SwampSat II is a technology demonstration mission to test a boom and antenna spooling and deployment mechanism to support a matched very low frequency (VLF, 3-30 kHz) antenna receiver pair. It will experimentally quantify VLF electromagnetic wave propagation through the lower ionosphere in order to clarify the role of VLF whistler-mode waves in controlling the energetic particle populations of the Earth’s radiation belts. SwampSat II is funded by NASA’s Undergraduate Student Instrument Project.
The additional two CubeSats flying through CSLI are:
St. Louis University – Missouri
Argus is a scientific investigation to improve modeling of the effects of radiation on space electronics. The payload is an array of radiation-effects modeling experiments where on-orbit event rates will be compared against ground predictions to help calibrate new predictive models developed at the Institute for Space and Defense Electronics.

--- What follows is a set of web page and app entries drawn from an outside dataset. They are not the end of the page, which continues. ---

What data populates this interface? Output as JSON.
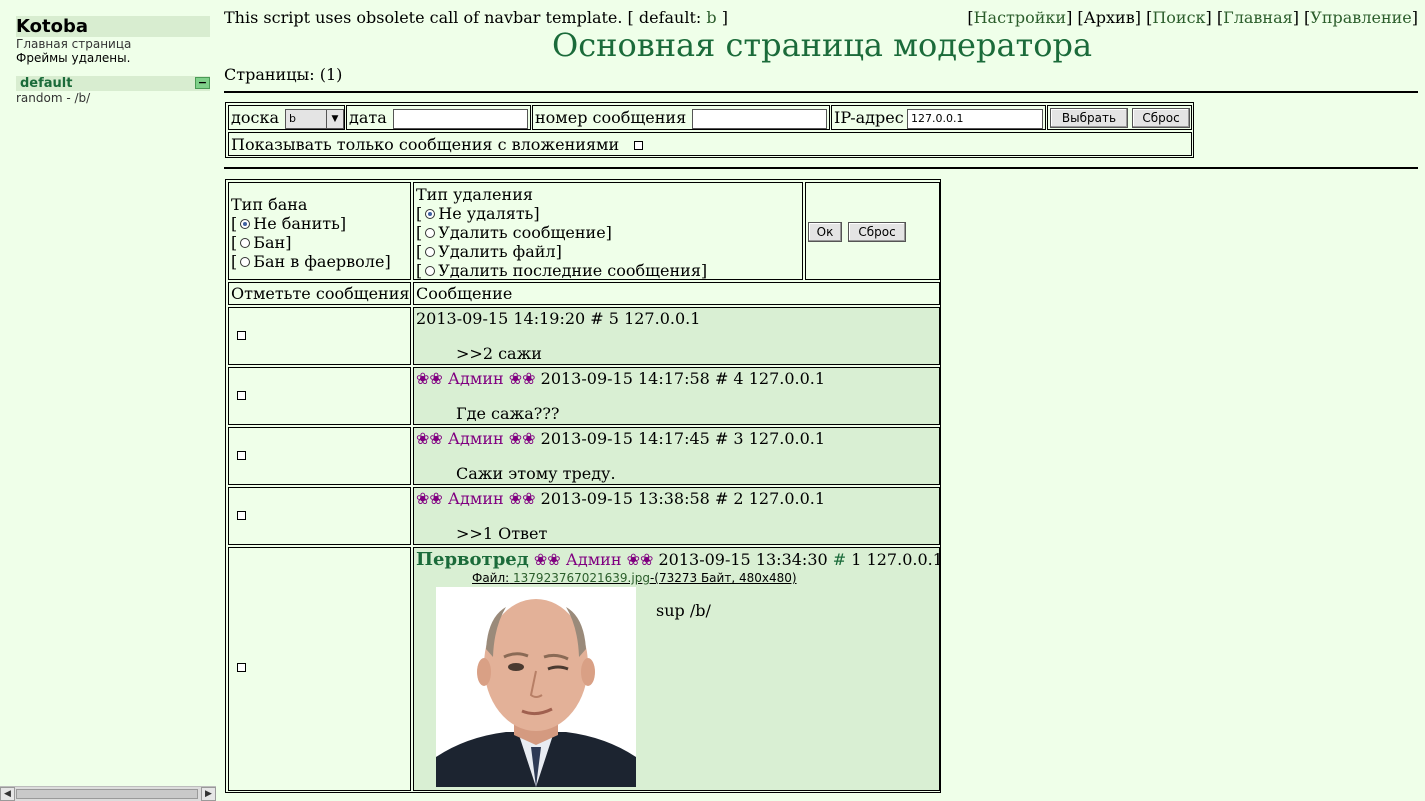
{
  "sidebar": {
    "title": "Kotoba",
    "main_page": "Главная страница",
    "frames_removed": "Фреймы удалены.",
    "category": "default",
    "toggle": "−",
    "board_link": "random - /b/"
  },
  "header": {
    "notice_prefix": "This script uses obsolete call of navbar template. [ default:",
    "notice_board": "b",
    "notice_suffix": "]",
    "nav": {
      "settings": "Настройки",
      "archive": "Архив",
      "search": "Поиск",
      "home": "Главная",
      "manage": "Управление"
    },
    "title": "Основная страница модератора",
    "pages": "Страницы: (1)"
  },
  "filter": {
    "board_label": "доска",
    "board_value": "b",
    "date_label": "дата",
    "date_value": "",
    "msgnum_label": "номер сообщения",
    "msgnum_value": "",
    "ip_label": "IP-адрес",
    "ip_value": "127.0.0.1",
    "select_button": "Выбрать",
    "reset_button": "Сброс",
    "attachments_only": "Показывать только сообщения с вложениями"
  },
  "actions": {
    "ban_type_label": "Тип бана",
    "ban_options": [
      "Не банить]",
      "Бан]",
      "Бан в фаерволе]"
    ],
    "delete_type_label": "Тип удаления",
    "delete_options": [
      "Не удалять]",
      "Удалить сообщение]",
      "Удалить файл]",
      "Удалить последние сообщения]"
    ],
    "ok_button": "Ок",
    "reset_button": "Сброс",
    "col_mark": "Отметьте сообщения",
    "col_message": "Сообщение"
  },
  "posts": [
    {
      "name": "",
      "datetime": "2013-09-15 14:19:20",
      "num": "# 5",
      "ip": "127.0.0.1",
      "text": ">>2 сажи"
    },
    {
      "name": "❀❀ Админ ❀❀",
      "datetime": "2013-09-15 14:17:58",
      "num": "# 4",
      "ip": "127.0.0.1",
      "text": "Где сажа???"
    },
    {
      "name": "❀❀ Админ ❀❀",
      "datetime": "2013-09-15 14:17:45",
      "num": "# 3",
      "ip": "127.0.0.1",
      "text": "Сажи этому треду."
    },
    {
      "name": "❀❀ Админ ❀❀",
      "datetime": "2013-09-15 13:38:58",
      "num": "# 2",
      "ip": "127.0.0.1",
      "text": ">>1 Ответ"
    }
  ],
  "op": {
    "subject": "Первотред",
    "name": "❀❀ Админ ❀❀",
    "datetime": "2013-09-15 13:34:30",
    "hash": "#",
    "num": "1",
    "ip": "127.0.0.1",
    "file_label": "Файл:",
    "file_name": "137923767021639.jpg",
    "file_meta": "-(73273 Байт, 480x480)",
    "text": "sup /b/"
  }
}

Argus leverages commercial off-the-shelf CubeSat systems and extremely simple payload requirements to enable a short-turnaround mission.
HARP—Hyper Angular Rainbow Polarimeter
University of Maryland, Baltimore County – Baltimor
Utah State University – Logan
HARP is a scientific investigation mission designed to measure the microphysical properties of atmospheric aerosols, cloud water and ice particles. It is a precursor for a new generation of imaging polarimeters to be used for the detailed measurements of aerosol and cloud properties in larger missions. The wide field-of-view (FOV) imager splits three spatially identical images into three independent polarizer and detector arrays. This technique achieves simultaneous imagery of the three polarization states and is the key innovation to achieve a high polarimetric accuracy with no moving parts. HARP is funded by the NASA Earth Science Technology Office.
NASA’s Wallops Flight Facility manages the USIP missions.
To learn more about CSLI visit:
For more information about ElaNa Missions visit: